Product managers can quickly release lightweight features instrumented with analytics and get immediate feedback on what they’ve built in a live environment, which leads to better products. QA teams breathe easier when releases are no longer painful, high-risk events. Marketing teams looking to promote new features and improvements don’t need to wait for a milestone to do so.
All these teams share from the emotional benefits of moving away from high-stress, high-risk milestone releases. Atlassian has a great overview:
Best of all, continuous delivery benefits end-users of software. More frequently testing and releasing features leads to better outcomes.
Automated, realtime testing is crucial for continuous delivery
Continuous delivery does require some infrastructure investment: automated testing of individual dependencies on systems, data, and hardware is a crucial part of building each feature.
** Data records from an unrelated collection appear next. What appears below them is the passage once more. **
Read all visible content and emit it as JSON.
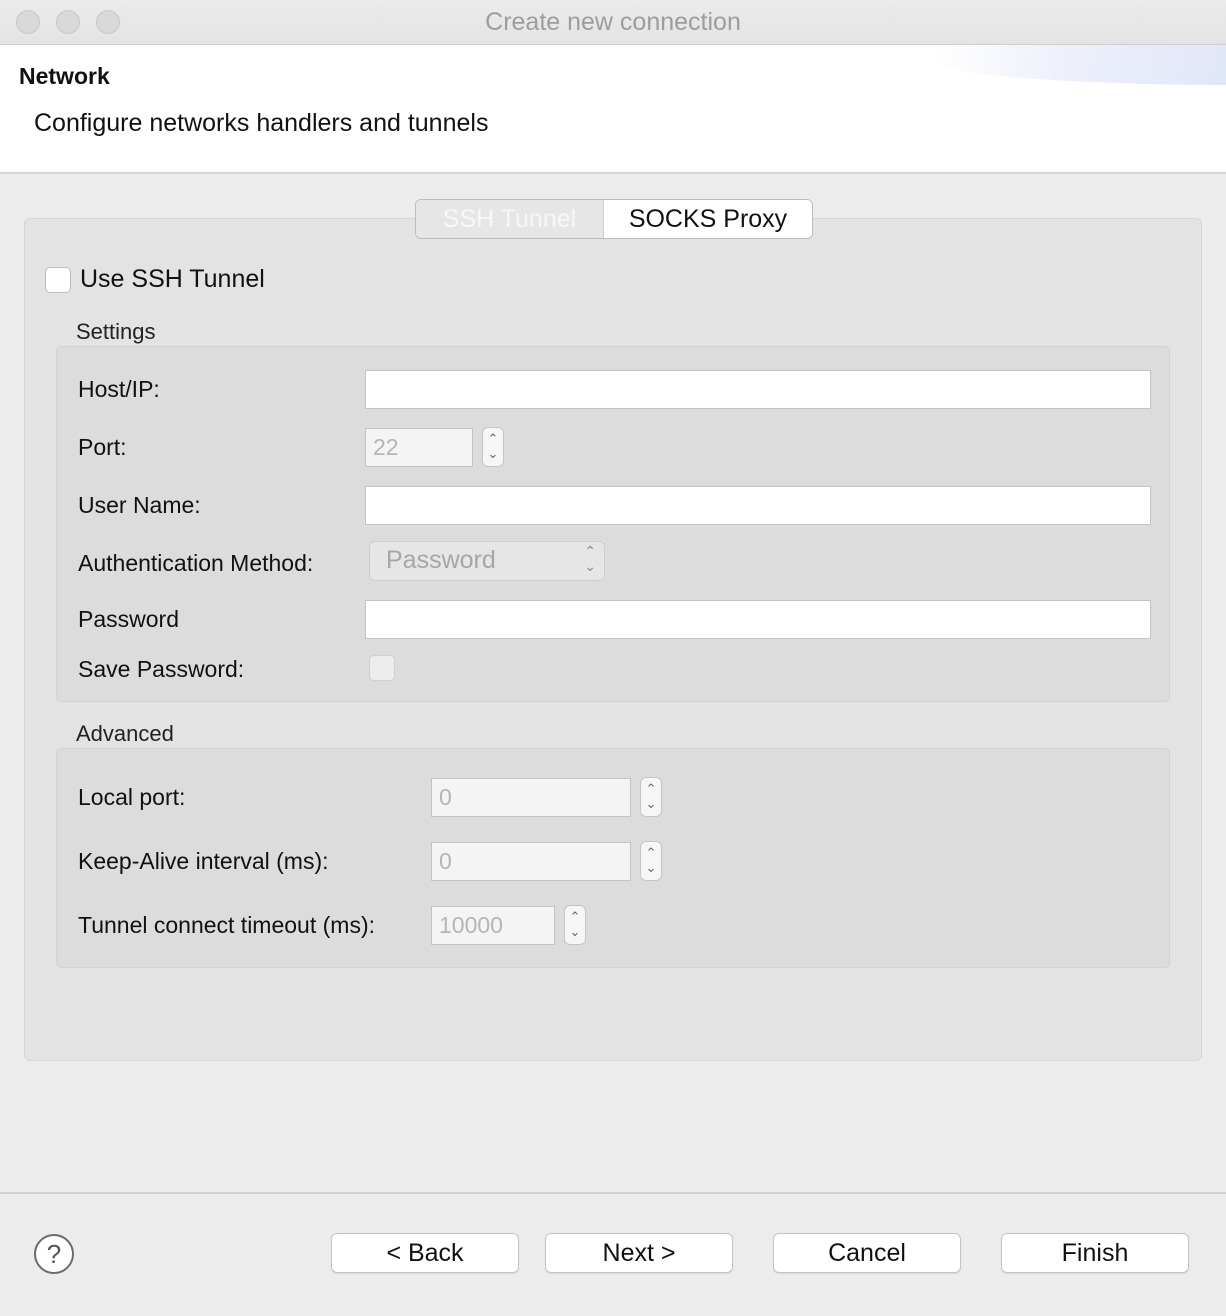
{
  "window": {
    "title": "Create new connection"
  },
  "header": {
    "title": "Network",
    "description": "Configure networks handlers and tunnels"
  },
  "tabs": [
    {
      "label": "SSH Tunnel",
      "selected": false
    },
    {
      "label": "SOCKS Proxy",
      "selected": true
    }
  ],
  "use_ssh_tunnel": {
    "label": "Use SSH Tunnel",
    "checked": false
  },
  "settings": {
    "title": "Settings",
    "host": {
      "label": "Host/IP:",
      "value": ""
    },
    "port": {
      "label": "Port:",
      "value": "22"
    },
    "user": {
      "label": "User Name:",
      "value": ""
    },
    "auth": {
      "label": "Authentication Method:",
      "value": "Password"
    },
    "password": {
      "label": "Password",
      "value": ""
    },
    "save_password": {
      "label": "Save Password:",
      "checked": false
    }
  },
  "advanced": {
    "title": "Advanced",
    "local_port": {
      "label": "Local port:",
      "value": "0"
    },
    "keep_alive": {
      "label": "Keep-Alive interval (ms):",
      "value": "0"
    },
    "timeout": {
      "label": "Tunnel connect timeout (ms):",
      "value": "10000"
    }
  },
  "footer": {
    "back": "< Back",
    "next": "Next >",
    "cancel": "Cancel",
    "finish": "Finish",
    "help": "?"
  },
  "icons": {
    "help": "question-circle-icon",
    "stepper": "chevron-up-down-icon"
  }
}
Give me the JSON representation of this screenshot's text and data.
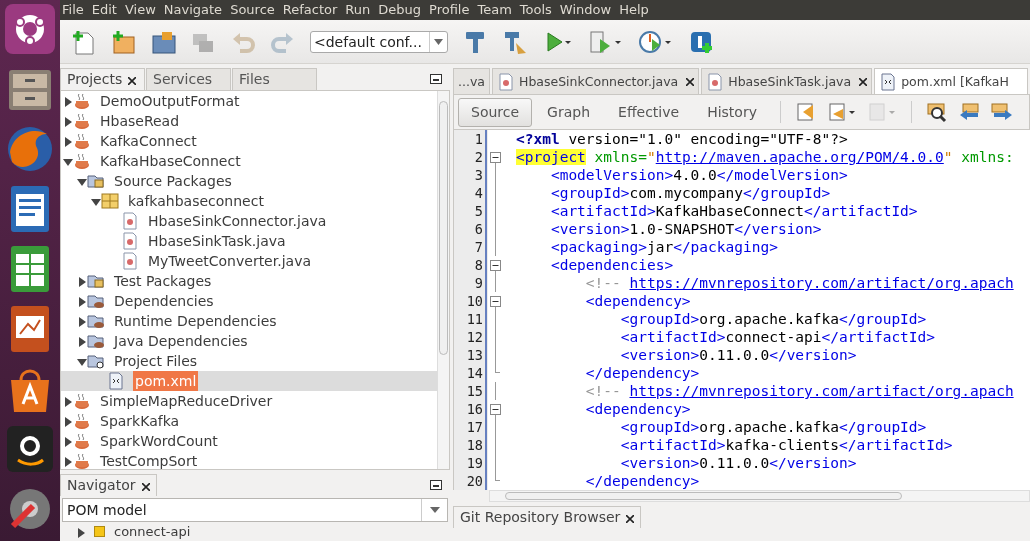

The expected new behavior for each feature should be mapped to dependencies and automatically tested as part of the development process.
Operational infrastructure is also important – and this is where a realtime data component comes in. The results of these test should be pushed to dashboards or monitoring tools used by key stakeholders in the development process in realtime, so that feedback-based decisions can be made quickly and developers make the required changes. Failing is okay – as long as it leads to quick improvement.
Feature flagging lets you roll out features independently
Feature flagging is a concept that provides technical and non-technical decisionmakers with control over which features are shown and to what customers. Including feature flags lets you turn features on and off independently from code releases, and more advanced platforms give you granularity to roll out features to certain % or cohorts of users.
Realtime feedback on product usage data as it’s deployed is crucial to the success of continuous deployment. Your ability to expand or turn off features is only useful if you know how they are impacting business and usage metrics in realtime and have the ability to quickly act on that information.
Continuous delivery = continuous improvement
Continuous delivery doesn’t just require a different tech stack or release process – successful implementation requires a mindset shift across the organization. Teams who can move to continuous delivery can continually adapt their software to user feedback and market demands, leading to better results.